Colbie Caillat, Grammy-winning singer of pop hits “Bubbly,” “Lucky,” and many more, is now living in Nashville and making music with her new band, Gone West. Bobby Bones brought her on the latest episode of his podcast, the BobbyCast, to talk about the band and her struggle with stage fright.
Gone West is made up of Colbie, her fiancee Justin Young, and husband and wife duo Jason Reeves and Nelly Joy. The group has been working on their debut album for two and half years, and Colbie, who was previously living in LA, says the band was the perfect next step for her.
“I had always wanted to be in a band because it would take some of the spotlight off me,” says Colbie, who has struggled with stage fright in her career. “I’m shy, I’m an introvert, I have stage fright, so to me, I was like, ‘I’ll take a break from my music and see what happens.’”
While the group is currently readying their debut album, they did release an EP called Tides in 2019. The lead track on the project is actually the name of the band, Gone West, and Colbie told Bobby where that song idea came from.
“We wrote it after the band name,” says Colbie. “Justin came up with the idea of wanting to explain the genesis of where this band came from, and how we’re couples, and how we’re from west of Tennessee.”
After chatting about Gone West, Bobby circled back around to talk about Colbie’s stage fright, which she had mentioned earlier in the interview.

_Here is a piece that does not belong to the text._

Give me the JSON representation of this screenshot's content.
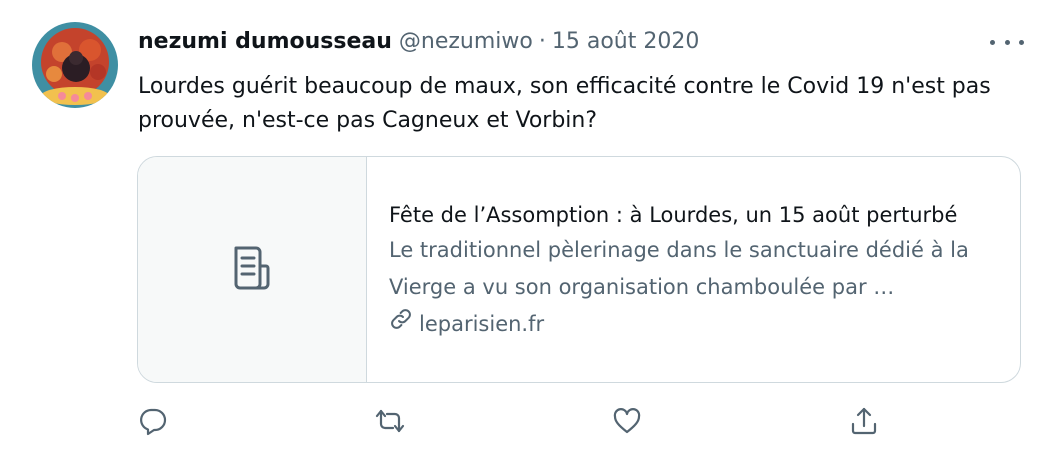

Colbie’s rise to fame happened quickly, as she was discovered after a friend posted her music on MySpace, and stage fright is something she has struggled with since the beginning.
“I love singing; I’ve sung since I was a kid,” she says. “I wrote some songs for fun, my friend from high school put them up on MySpace, and then because of that, I got offered a record deal that was — how could I pass that up? I had this amazing opportunity. I love writing songs, I love singing, I did not like the touring or performing factor of it. So, I had to grow and deal with that the first many years of my career, and it was torture.”
While she says she still deals with performance anxiety to this day, she has found some ways to deal with the nerves.
“I’ve heard people say to think of it as a friend. Think of those nerves and that fear as a friend,” she says. “Also, if you imagine the scenario of it going before you go out there, then you can already train your brain to think that it’s going to go good.”
To hear Bobby and Colbie talk about her past hits, their favorite artists, and their favorite TV shows, listen to episode #228 of the BobbyCast.